::: DATASET CONTENT
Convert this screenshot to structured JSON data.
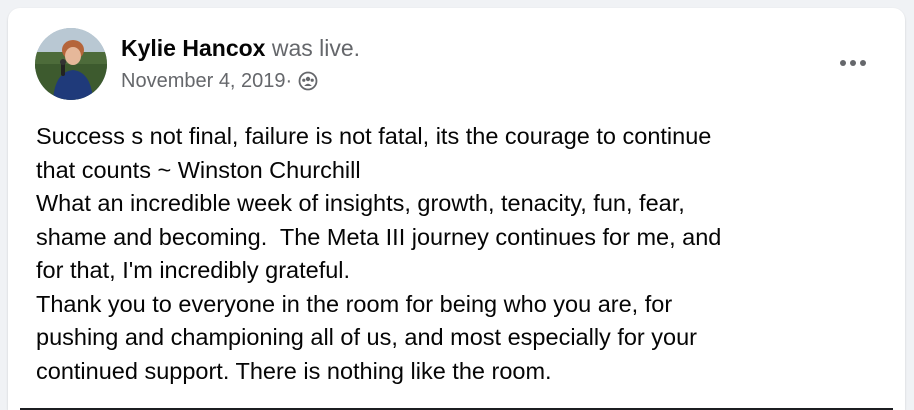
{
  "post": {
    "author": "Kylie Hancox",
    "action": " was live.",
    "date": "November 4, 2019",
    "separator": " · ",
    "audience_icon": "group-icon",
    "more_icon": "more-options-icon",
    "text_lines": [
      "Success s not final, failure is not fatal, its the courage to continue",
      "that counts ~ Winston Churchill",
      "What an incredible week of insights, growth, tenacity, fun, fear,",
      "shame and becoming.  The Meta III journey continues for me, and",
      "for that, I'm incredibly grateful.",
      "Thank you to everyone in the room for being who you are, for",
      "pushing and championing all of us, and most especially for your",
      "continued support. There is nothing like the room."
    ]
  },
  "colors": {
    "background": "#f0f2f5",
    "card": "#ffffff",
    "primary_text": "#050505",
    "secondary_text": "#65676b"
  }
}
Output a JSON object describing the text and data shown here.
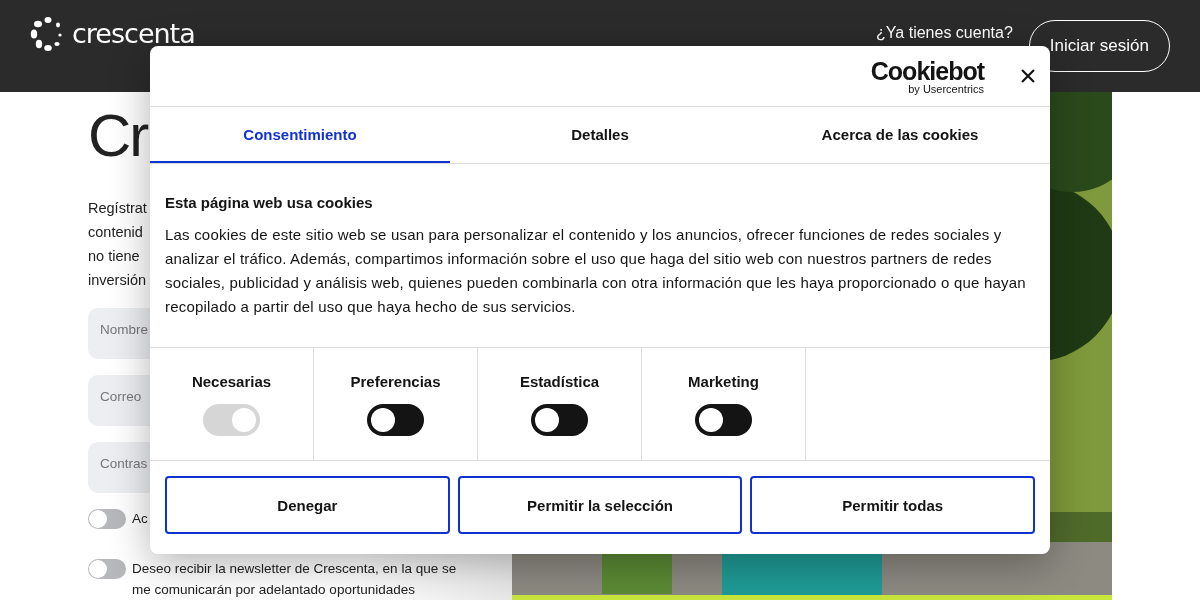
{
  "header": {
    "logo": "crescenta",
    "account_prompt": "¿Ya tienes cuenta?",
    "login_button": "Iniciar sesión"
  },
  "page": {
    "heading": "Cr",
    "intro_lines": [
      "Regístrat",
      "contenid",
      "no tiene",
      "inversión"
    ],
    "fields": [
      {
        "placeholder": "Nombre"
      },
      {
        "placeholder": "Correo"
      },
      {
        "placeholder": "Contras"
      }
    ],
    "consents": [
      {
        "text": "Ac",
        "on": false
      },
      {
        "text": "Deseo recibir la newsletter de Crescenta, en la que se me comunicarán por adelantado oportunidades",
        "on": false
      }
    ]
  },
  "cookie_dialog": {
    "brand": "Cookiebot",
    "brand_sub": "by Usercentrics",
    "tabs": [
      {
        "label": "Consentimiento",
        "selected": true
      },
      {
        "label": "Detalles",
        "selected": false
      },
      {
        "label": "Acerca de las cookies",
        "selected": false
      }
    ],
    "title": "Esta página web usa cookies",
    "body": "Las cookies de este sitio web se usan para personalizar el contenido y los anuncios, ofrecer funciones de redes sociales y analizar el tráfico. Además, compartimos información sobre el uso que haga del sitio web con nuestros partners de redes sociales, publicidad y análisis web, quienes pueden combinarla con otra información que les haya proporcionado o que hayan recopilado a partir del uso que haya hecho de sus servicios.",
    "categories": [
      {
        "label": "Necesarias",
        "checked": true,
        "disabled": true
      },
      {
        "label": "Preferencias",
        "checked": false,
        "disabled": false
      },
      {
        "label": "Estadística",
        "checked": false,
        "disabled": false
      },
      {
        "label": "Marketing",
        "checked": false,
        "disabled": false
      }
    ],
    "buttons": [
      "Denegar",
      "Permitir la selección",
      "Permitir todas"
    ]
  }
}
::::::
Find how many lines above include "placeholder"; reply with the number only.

**SOLVED PROBLEM**:
3